A fascinating account of one of the first Aboriginal converts to Christianity and how he tried to reconcile two completely different ways of seeing the universe.
2. The Way Of The World - Nicolas Bouvier
Two Swiss guys travel from Paris to Afghanistan in the 1950's in an old Fiat. They make money along the way by writing newspaper articles and (I love this) organising art exhibitions.
3. The Rational Optimist - Matt Ridley
Funnily enough it turns out that we're not doomed after all.
4. Wind, Sand and Stars - Antoine Saint Exupery
His plane crashes in the desert in the 1930's and because he's French he gets all existential about it. In a good way.
5. The Thin Red Line - James Jones
The classic story of infantry men on Guadalcanal.
6. Orchid Blue - Eoin McNamee
The crime writer's crime writer shows us all how it should be done by turning in his masterpiece. For some reason Australian customs kept this book in their office for four months but when it came it was more than worth the wait.
7. Sexual Personae - Camille Paglia
I had never read this before and I found it lying on a desk at the library and thought I'd flick through it. I can see how she would annoy some people (perhaps most people) but I found the book to be completely gripping. She says more outrageous things in the first twenty pages than most of us will say in our lives.
8. Through The Square Window - Sinead Morrissey
One of the new generation of Irish poets turns in her best collection yet. Morrissey is lyrical, funny and wise beyond her years.
9. Another Bullshit Night In Suck City - Nick Flynn
Flynn's compelling account of how he ran into his father while working in a Boston homeless shelter. Anybody who knows Boston will adore this book. (And if you don't you'll still like it).
10. Just Kids - Patti Smith
A beautifully written memoir about Patti Smith's childhood and her days with Bob Mapplethorpe gettaway driver...(sorry, a little Bottle Rocket humor there)...I mean Robert Mapplethorpe, the controversial photographer.
=10. Conquest of the Useless - Werner Herzog
I haven't actually read this book yet, but I'm putting it in my top 10 anyway because I'm getting tachyon signals from the future that when I do read it I am going to love it.
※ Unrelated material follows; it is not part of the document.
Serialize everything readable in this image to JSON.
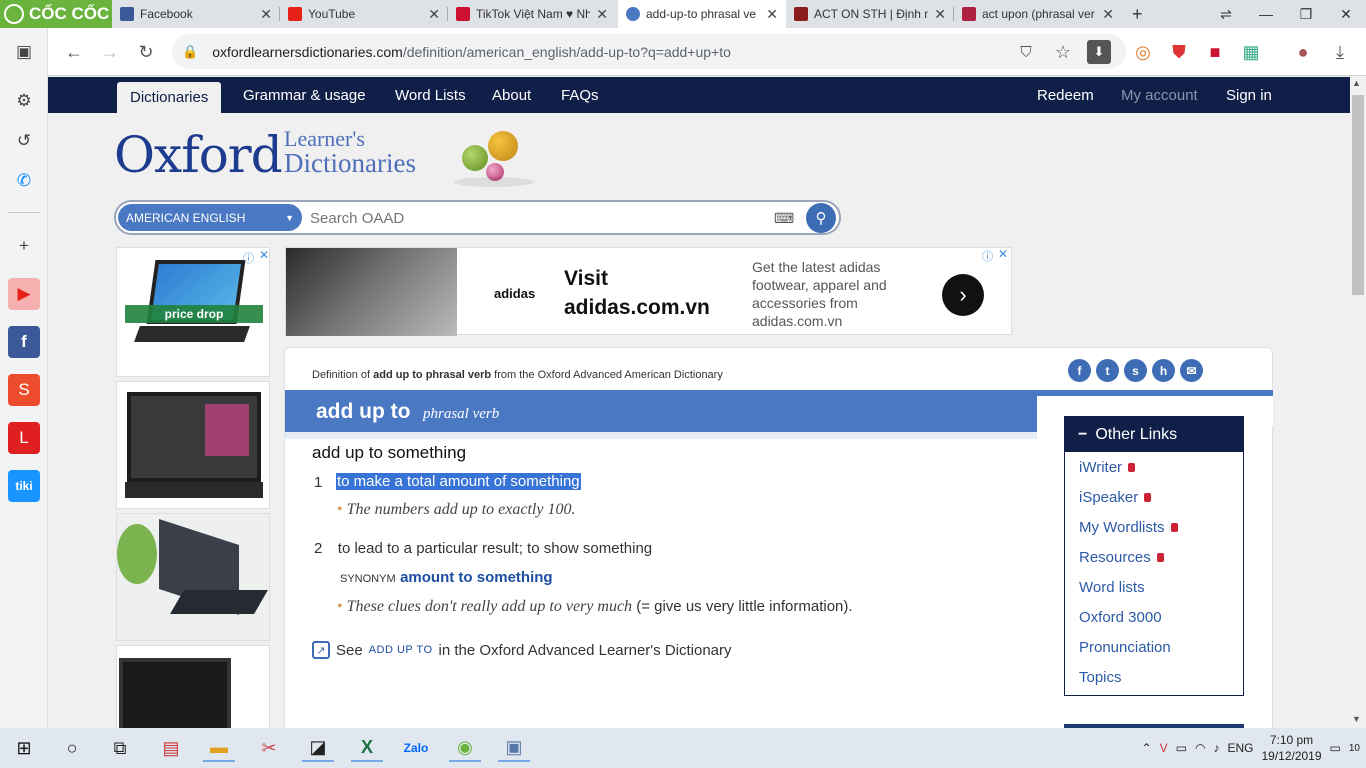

1. The Finkler Question - Howard Jacobson
The only reason I finished this book was because I was trapped in a plane for 8 hours. An unfunny, uninteresting, incompetent embarrassment. If I had been a publisher's reader I would have rejected this out of hand. It won the Booker Prize.
2. Freedom - Jonathan Franzen
I haven't quite finished it yet and although it is certainly not a bad novel it is a disappointment after the brilliance of The Corrections. It's hard work to be in the company of these characters and for me its lacking much of the emotional depth and humor of Franzen's previous work. The reviews have been stellar. Perhaps I'm missing something?
3. Life - Keith Richards
Everybody loves Keef, but I found this bio to be a tedious list of groupies, tours, chord changes and albums from a musical performer who was last relevant 37 years ago. Read Patti Smith's book instead. Please.